Although he did not fight overseas as a soldier himself, he did have a close encounter with fanatical Japanese prisoners of war at Cowra in 1944.
He was just an 18-year-old infantry rookie when he helped round up the POWs and got bashed on the head with a baseball bat by one of them.
Mr Miles died in Albury last week after living all his 87 years in Albury except for three years’ army service.
Several of his schoolboy mates were killed in World War II, and he always regretted he hadn’t followed his own soldier brothers overseas.
His son, Mal, said the bat incident badly injured his father but he stayed on in the army until 1947 and after his return to civilian was a part-time soldier in the 8/13th Victoria Mounted Rifles unit in Albury for many years.

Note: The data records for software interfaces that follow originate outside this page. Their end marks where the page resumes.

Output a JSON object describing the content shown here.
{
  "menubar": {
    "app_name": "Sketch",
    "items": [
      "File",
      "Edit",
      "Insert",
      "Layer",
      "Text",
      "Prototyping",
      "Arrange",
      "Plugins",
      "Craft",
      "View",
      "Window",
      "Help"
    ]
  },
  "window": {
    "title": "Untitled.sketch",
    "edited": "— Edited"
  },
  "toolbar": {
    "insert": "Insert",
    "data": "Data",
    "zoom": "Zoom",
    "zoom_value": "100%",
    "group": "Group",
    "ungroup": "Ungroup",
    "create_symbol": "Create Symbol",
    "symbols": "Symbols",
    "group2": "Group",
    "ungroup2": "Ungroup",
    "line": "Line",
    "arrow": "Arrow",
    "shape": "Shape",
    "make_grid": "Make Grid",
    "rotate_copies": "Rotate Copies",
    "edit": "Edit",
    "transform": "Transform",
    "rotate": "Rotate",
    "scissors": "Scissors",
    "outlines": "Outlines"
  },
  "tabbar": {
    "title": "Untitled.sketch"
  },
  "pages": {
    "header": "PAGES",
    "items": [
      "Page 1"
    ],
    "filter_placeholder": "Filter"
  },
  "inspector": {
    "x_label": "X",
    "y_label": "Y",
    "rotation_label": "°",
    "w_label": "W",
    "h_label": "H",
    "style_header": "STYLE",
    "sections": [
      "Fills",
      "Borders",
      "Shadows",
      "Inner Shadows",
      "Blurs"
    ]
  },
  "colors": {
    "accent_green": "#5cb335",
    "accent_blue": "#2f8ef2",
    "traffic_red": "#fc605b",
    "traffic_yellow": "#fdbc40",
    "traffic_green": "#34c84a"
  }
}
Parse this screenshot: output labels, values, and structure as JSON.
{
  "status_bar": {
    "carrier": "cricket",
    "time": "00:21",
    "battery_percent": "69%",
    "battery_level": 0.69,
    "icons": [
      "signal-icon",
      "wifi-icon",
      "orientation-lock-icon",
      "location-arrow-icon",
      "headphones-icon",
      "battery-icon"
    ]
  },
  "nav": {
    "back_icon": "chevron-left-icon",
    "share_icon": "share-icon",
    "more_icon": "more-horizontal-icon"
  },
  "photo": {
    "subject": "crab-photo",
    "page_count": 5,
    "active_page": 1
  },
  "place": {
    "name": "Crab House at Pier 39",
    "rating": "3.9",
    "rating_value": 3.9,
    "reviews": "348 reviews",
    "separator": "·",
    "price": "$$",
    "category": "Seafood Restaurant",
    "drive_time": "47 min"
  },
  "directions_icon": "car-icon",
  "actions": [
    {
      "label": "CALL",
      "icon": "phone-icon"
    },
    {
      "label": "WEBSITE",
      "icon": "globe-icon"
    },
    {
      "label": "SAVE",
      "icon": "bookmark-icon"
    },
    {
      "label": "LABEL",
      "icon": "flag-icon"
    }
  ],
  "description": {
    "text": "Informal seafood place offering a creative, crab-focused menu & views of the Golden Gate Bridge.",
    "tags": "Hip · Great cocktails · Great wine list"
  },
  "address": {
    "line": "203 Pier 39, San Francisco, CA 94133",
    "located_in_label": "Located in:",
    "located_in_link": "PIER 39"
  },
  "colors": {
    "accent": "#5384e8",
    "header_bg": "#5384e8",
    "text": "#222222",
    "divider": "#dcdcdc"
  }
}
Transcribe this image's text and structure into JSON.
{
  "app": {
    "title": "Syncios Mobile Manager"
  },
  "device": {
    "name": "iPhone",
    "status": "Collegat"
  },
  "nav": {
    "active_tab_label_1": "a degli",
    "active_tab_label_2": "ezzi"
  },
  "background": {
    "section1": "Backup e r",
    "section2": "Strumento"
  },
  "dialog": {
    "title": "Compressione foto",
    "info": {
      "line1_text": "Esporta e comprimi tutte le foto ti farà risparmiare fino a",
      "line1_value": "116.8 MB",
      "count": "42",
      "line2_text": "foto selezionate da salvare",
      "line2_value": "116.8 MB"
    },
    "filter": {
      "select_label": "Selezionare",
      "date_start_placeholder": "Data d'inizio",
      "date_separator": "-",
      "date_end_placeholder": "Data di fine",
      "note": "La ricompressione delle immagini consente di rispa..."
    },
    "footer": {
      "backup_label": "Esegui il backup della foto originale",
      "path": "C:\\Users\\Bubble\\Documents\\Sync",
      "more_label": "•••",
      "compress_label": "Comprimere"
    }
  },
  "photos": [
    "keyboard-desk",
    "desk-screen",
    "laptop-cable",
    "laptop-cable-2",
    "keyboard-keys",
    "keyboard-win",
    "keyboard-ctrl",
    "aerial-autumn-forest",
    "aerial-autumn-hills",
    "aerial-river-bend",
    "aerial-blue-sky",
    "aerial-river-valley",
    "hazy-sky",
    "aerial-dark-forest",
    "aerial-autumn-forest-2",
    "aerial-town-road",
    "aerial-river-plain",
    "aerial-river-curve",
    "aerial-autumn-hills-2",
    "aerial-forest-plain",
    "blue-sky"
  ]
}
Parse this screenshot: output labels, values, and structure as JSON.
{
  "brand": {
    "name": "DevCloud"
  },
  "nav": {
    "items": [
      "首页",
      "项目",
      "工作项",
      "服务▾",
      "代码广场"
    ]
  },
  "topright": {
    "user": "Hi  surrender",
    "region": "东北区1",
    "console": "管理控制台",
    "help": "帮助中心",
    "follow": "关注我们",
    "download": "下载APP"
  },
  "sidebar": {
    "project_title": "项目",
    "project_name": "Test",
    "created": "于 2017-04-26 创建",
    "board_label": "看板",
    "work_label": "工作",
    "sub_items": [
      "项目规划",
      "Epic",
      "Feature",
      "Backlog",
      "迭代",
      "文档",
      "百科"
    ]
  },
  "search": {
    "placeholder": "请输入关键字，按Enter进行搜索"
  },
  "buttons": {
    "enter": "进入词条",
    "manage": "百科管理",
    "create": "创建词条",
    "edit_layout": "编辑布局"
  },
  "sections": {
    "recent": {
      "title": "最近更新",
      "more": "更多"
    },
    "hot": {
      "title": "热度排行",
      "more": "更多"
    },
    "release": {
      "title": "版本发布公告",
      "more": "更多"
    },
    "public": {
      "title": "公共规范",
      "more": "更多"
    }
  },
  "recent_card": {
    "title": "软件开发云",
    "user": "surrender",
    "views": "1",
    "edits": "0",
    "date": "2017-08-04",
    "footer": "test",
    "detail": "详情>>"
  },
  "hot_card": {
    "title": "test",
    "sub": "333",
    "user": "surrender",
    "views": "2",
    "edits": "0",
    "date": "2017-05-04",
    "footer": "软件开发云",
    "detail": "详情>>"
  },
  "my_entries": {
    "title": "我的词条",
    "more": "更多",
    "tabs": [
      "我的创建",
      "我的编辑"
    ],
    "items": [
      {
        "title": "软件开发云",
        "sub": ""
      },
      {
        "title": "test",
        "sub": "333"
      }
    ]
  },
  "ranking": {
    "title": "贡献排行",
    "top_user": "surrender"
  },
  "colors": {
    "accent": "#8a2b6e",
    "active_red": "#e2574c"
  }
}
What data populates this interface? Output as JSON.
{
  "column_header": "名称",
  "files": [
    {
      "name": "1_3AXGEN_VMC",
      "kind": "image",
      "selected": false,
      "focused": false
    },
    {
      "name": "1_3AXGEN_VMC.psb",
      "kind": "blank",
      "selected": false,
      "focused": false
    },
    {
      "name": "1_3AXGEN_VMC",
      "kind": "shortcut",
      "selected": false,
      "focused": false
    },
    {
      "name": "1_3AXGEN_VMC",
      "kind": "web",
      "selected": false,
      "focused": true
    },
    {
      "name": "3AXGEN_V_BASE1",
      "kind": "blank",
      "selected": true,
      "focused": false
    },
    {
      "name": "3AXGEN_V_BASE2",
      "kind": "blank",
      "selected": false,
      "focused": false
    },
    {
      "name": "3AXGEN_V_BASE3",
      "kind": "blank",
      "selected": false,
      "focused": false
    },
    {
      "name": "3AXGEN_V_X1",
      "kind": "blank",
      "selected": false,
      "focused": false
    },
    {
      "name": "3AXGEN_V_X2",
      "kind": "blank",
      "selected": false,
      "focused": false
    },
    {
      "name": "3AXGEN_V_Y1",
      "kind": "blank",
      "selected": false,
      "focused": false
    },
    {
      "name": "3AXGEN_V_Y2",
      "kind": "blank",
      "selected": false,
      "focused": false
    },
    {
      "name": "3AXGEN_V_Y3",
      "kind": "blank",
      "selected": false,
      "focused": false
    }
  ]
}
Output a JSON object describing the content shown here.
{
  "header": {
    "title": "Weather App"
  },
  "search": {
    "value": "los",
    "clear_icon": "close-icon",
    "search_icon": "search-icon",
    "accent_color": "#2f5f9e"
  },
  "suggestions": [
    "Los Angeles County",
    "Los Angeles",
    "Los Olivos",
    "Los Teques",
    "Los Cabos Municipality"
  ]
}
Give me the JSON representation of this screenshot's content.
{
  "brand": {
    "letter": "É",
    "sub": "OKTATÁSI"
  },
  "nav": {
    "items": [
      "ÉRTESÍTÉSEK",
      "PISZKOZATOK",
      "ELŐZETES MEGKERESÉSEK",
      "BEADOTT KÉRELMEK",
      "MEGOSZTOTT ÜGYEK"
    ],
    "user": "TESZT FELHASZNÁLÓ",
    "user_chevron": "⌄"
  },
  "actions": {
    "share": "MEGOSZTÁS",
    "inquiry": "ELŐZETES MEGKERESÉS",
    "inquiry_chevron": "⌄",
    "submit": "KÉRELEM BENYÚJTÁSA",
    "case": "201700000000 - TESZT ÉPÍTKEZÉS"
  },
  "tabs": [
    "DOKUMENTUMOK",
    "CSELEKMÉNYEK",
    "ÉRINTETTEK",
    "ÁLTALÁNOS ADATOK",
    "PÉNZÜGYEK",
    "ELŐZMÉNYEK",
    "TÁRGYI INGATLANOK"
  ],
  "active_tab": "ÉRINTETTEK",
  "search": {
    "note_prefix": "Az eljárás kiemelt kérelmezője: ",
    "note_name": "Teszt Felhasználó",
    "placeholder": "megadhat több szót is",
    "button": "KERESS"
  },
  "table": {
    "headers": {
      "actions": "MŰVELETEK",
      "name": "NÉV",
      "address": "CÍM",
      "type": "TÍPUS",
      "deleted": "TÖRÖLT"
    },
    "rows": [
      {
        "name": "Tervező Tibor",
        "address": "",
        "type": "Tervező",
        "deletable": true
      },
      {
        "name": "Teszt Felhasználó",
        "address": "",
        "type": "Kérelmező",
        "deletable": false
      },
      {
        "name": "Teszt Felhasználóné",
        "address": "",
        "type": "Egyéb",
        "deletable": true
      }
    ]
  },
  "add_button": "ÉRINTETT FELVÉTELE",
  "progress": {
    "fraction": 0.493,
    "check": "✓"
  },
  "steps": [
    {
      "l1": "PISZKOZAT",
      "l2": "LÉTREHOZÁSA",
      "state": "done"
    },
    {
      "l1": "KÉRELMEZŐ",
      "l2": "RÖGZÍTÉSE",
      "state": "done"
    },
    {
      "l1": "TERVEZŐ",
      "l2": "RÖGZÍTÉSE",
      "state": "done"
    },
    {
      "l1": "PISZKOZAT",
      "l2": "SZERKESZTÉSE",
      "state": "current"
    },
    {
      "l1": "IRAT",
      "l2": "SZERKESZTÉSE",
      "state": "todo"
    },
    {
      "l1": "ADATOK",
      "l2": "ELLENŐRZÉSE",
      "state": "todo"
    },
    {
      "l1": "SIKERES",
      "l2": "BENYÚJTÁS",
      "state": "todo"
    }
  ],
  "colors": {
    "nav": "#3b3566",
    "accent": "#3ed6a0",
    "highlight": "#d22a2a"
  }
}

Mr Miles and his wife, Heather, raised three sons, Dennis, Mal and Scott.
Mrs Miles, her sons, eight grandchildren and eight great-grandchildren survive him.
He worked for the Commonwealth Department of Works for some years, then as a popular groundsman at Albury High School, where he helped start an army cadet unit.
Mr Miles was born in Albury in 1926, only 14 months after the war memorial was unveiled just up the road from the family home in Dight Street.
His father was Billy Miles “the whistling postman” and his grandfather a warder at the Albury jail.
“When dad came back from the war he went into carpentry and building and worked on demolishing the same jail,” Mal Miles said.
In 2007, Mr Miles recalled how as a young lad he and his brothers often helped the organisers prepare the war memorial and surrounds for the Anzac Day services, the job he continued to do with his RSL mate the late John Neale into the 21st century.
Picking up a broom and brush wasn’t the same as holding a rifle, but he saw it as just a different type of service to his country and comrades and was proud to do so.
The funeral will be at St David’s Church on Friday at 11am.